Original poster
May 23, 2010
1,532
547
Shady Dale, Georgia
So is the president it seems. When is the last time we had a president with balls that didn't listen to his party.
Oh, I don't know about that. The left sure holds George W Bush responsible for all the things that happened during his term. It's just another standard for the current figurehead in the Oval Office.
 

MacNut

macrumors Core
Jan 4, 2002
21,542
7,801
CT
Oh, I don't know about that. The left sure holds George W Bush responsible for all the things that happened during his term. It's just another standard for the current figurehead in the Oval Office.
A president follows party lines, there should not be a letter near his name once he takes office. He should be looking out for the country not the party. Party influence should stop the second the campaign is over.
 

jnpy!$4g3cwk

macrumors 65816
Feb 11, 2010
1,100
1,293
When is the last time we had a president .. that didn't listen to his party.
I'm more interested in whether or not the President caves in to big corporate monopolies and the super-rich. Starting with TR, and subsequently, FDR and Truman directly challenged the big corporations. Their policies set the agenda for the subsequent decades of economic growth and limited corporate political power. Most of Eisenhower-Carter maintained the status quo. (Barry Goldwater famously called Eisenhower a "dime-store New Dealer"). Reagan really did change the course of the country, re-empowering the large corporations, and re-structuring the tax code such that inequality grew rapidly. Here we are, 30+ years later, with the wealthiest 1% the planet has ever seen. Some people are happy with that, others are not.
 

ElectronGuru

macrumors 65816
Sep 5, 2013
1,492
360
Oregon, USA
Hey, I think we should just change the rules, get rid of this "ticket" concept, let voters choose Prez and VP separately.
The ticket comes from the parties. If we could do away with the parties, we wouldn't need the ticket. Though given that we tried not to have parties the first time (humans just gravitate toward coalition), the answer seems to be more parties, not less.
 

rdowns

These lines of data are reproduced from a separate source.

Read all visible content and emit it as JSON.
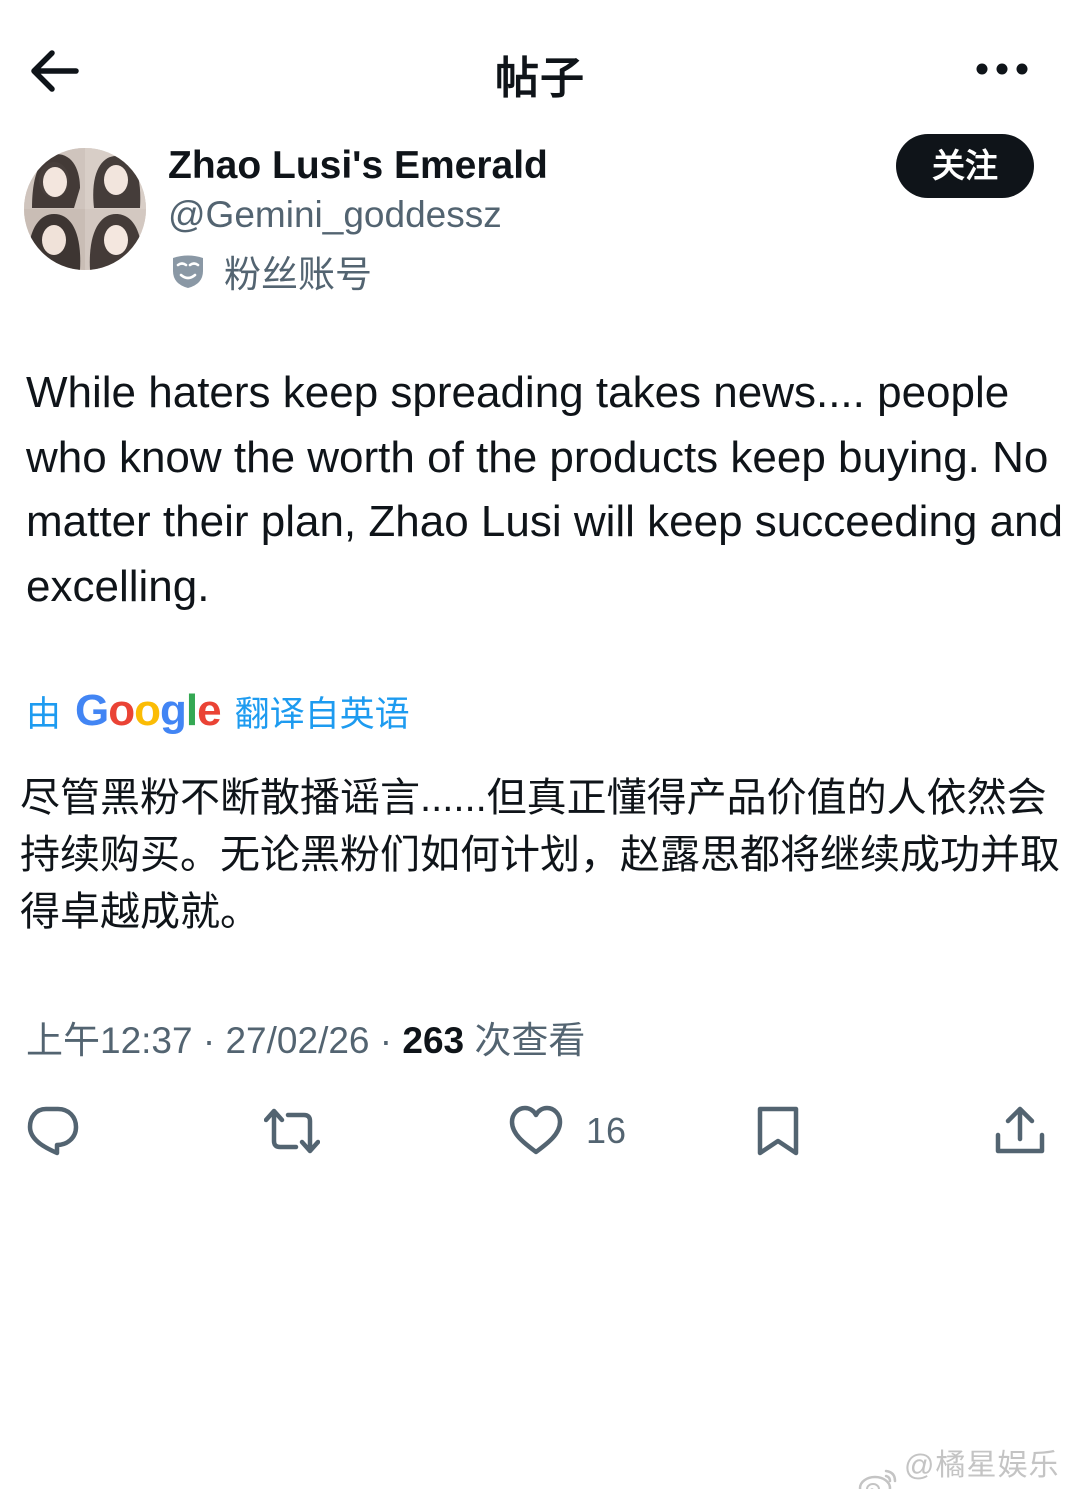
{
  "header": {
    "title": "帖子",
    "back_icon": "arrow-left-icon",
    "more_icon": "more-horizontal-icon"
  },
  "author": {
    "display_name": "Zhao Lusi's Emerald",
    "handle": "@Gemini_goddessz",
    "account_type_icon": "mask-icon",
    "account_type": "粉丝账号",
    "follow_label": "关注"
  },
  "post": {
    "text": "While haters keep spreading takes news.... people who know the worth of the products keep buying. No matter their plan, Zhao Lusi will keep succeeding and excelling.",
    "translation": {
      "by": "由",
      "provider": "Google",
      "translated_from": "翻译自英语",
      "text": "尽管黑粉不断散播谣言......但真正懂得产品价值的人依然会持续购买。无论黑粉们如何计划，赵露思都将继续成功并取得卓越成就。"
    }
  },
  "meta": {
    "time": "上午12:37",
    "separator": "·",
    "date": "27/02/26",
    "views_count": "263",
    "views_label": "次查看"
  },
  "actions": {
    "reply_icon": "reply-icon",
    "repost_icon": "repost-icon",
    "like_icon": "heart-icon",
    "like_count": "16",
    "bookmark_icon": "bookmark-icon",
    "share_icon": "share-icon"
  },
  "watermark": {
    "icon": "weibo-icon",
    "text": "@橘星娱乐馆"
  },
  "colors": {
    "text_primary": "#0f1419",
    "text_secondary": "#536471",
    "link_blue": "#1d9bf0",
    "follow_bg": "#0f1419",
    "google_blue": "#4285f4",
    "google_red": "#ea4335",
    "google_yellow": "#fbbc05",
    "google_green": "#34a853"
  }
}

macrumors Penryn
Jul 11, 2003
27,345
12,408
Pretty much he stupidest political idea I've ever heard. Why the hell would you want a VP that has different policy positions than the man/woman you voted for? The VP pretty much has 2 jobs (OK, three if you count going to state funerals), break a tie in the Senate and assume the Presidency if the President dies or becomes incapacitated. Why would you want to elect for a person who likely holds different positions that the President you voted for?
 

Southern Dad

macrumors 68000
Original poster
May 23, 2010
1,532
547
Shady Dale, Georgia
Thank you all for insulting the idea. I noticed that no one even had any suggestions just insults. This forum is a politically polarized as our country is.

As I stated in the beginning it isn't something that is likely to happen but an across the aisle ticket has been considered in the past. In 2004, Senator John Kerry's (D) people vetted Senator John McCain (R) as a potential running mate. Even our current Vice President Joe Biden endorsed it. It was called the Unity Ticket.

Polls at the time showed that a Kerry/McCain ticket would have had a chance against Bush/Cheney.

Biden endorses a Kerry-McCain ticket - NBC News 03/17/2004

Poll: McCain/Kerry Ticket a Winner - CBS News 03/13/2002